TASK BRIEF: Pull each line containing "EVENT" out of the data and copy it.

DATA:
========================================================================

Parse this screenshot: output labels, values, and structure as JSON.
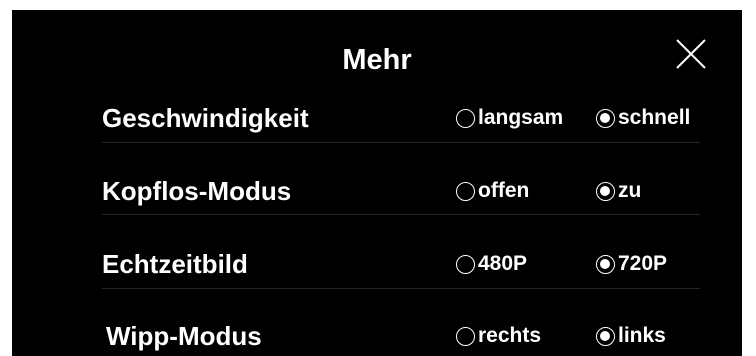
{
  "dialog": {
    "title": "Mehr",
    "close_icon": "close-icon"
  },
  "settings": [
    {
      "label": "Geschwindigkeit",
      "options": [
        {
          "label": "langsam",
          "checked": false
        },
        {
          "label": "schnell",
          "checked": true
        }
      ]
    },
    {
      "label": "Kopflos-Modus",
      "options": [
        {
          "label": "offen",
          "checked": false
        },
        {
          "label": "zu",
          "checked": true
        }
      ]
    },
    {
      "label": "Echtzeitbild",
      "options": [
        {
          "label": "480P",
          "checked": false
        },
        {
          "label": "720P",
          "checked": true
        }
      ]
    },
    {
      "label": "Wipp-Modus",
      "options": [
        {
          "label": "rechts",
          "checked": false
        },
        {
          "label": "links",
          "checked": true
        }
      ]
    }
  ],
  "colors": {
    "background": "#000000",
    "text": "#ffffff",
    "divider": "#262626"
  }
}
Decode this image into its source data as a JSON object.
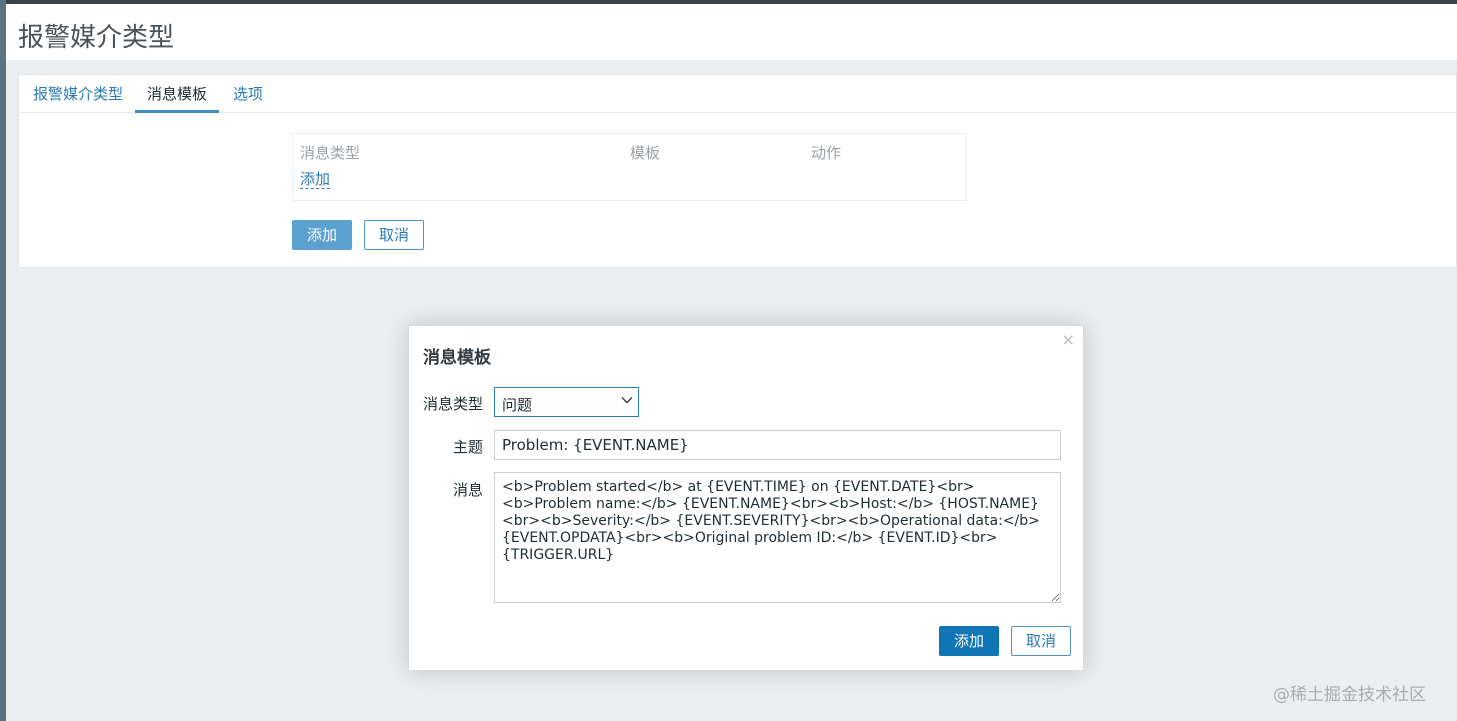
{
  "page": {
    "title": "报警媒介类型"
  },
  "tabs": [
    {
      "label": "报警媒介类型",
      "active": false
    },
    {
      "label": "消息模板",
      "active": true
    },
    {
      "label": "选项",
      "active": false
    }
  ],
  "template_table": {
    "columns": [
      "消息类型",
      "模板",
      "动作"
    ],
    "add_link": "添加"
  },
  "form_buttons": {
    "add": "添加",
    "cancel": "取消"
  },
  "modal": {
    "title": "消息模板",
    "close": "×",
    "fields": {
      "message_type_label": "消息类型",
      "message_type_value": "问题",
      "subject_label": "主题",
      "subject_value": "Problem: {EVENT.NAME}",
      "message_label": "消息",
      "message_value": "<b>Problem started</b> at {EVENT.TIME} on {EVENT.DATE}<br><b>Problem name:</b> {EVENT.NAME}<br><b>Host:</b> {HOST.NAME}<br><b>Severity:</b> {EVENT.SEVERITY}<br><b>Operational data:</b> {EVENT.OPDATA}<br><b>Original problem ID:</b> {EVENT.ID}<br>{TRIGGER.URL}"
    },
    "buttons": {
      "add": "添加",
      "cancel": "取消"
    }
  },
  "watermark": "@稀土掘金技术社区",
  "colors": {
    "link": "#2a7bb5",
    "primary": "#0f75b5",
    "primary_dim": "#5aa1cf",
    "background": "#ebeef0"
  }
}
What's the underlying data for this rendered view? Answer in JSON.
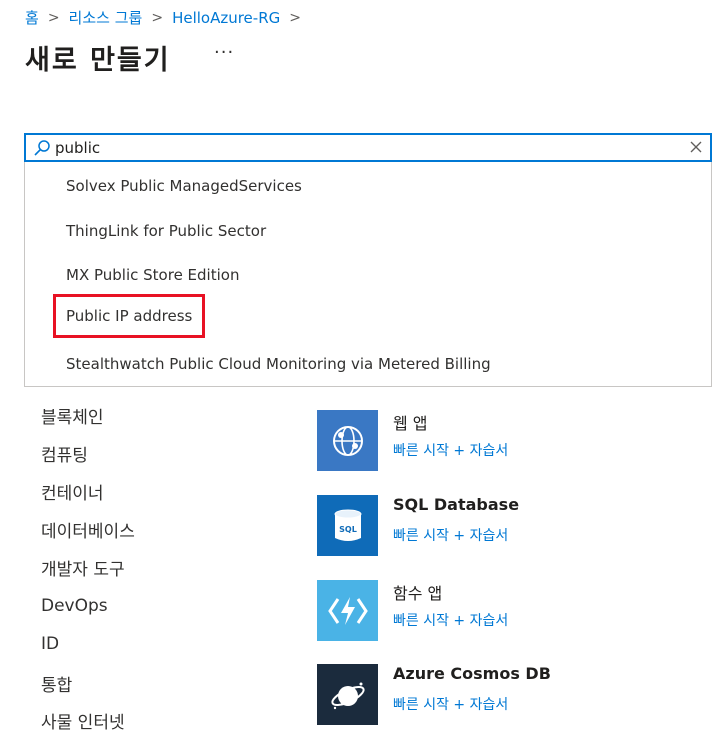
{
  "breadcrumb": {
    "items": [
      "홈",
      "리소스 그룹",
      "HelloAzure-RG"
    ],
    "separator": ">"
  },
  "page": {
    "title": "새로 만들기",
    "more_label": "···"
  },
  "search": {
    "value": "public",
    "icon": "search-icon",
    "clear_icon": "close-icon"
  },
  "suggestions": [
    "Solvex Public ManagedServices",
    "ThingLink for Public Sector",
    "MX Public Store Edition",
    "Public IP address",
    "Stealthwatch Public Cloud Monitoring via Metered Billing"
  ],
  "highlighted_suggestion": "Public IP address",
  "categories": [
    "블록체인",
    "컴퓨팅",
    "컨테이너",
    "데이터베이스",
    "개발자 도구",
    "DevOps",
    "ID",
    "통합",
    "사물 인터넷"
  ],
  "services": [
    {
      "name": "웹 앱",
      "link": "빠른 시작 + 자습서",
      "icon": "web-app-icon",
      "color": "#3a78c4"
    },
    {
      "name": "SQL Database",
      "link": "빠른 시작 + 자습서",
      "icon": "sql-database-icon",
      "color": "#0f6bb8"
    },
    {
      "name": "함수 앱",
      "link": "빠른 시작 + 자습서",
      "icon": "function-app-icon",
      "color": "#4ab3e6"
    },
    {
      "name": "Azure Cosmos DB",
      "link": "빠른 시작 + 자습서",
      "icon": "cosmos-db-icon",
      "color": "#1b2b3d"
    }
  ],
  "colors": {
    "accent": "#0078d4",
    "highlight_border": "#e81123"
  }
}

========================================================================

EXERCISE RESULT:
      "subject_value": "Problem: {EVENT.NAME}",
      "message_value": "<b>Problem started</b> at {EVENT.TIME} on {EVENT.DATE}<br><b>Problem name:</b> {EVENT.NAME}<br><b>Host:</b> {HOST.NAME}<br><b>Severity:</b> {EVENT.SEVERITY}<br><b>Operational data:</b> {EVENT.OPDATA}<br><b>Original problem ID:</b> {EVENT.ID}<br>{TRIGGER.URL}"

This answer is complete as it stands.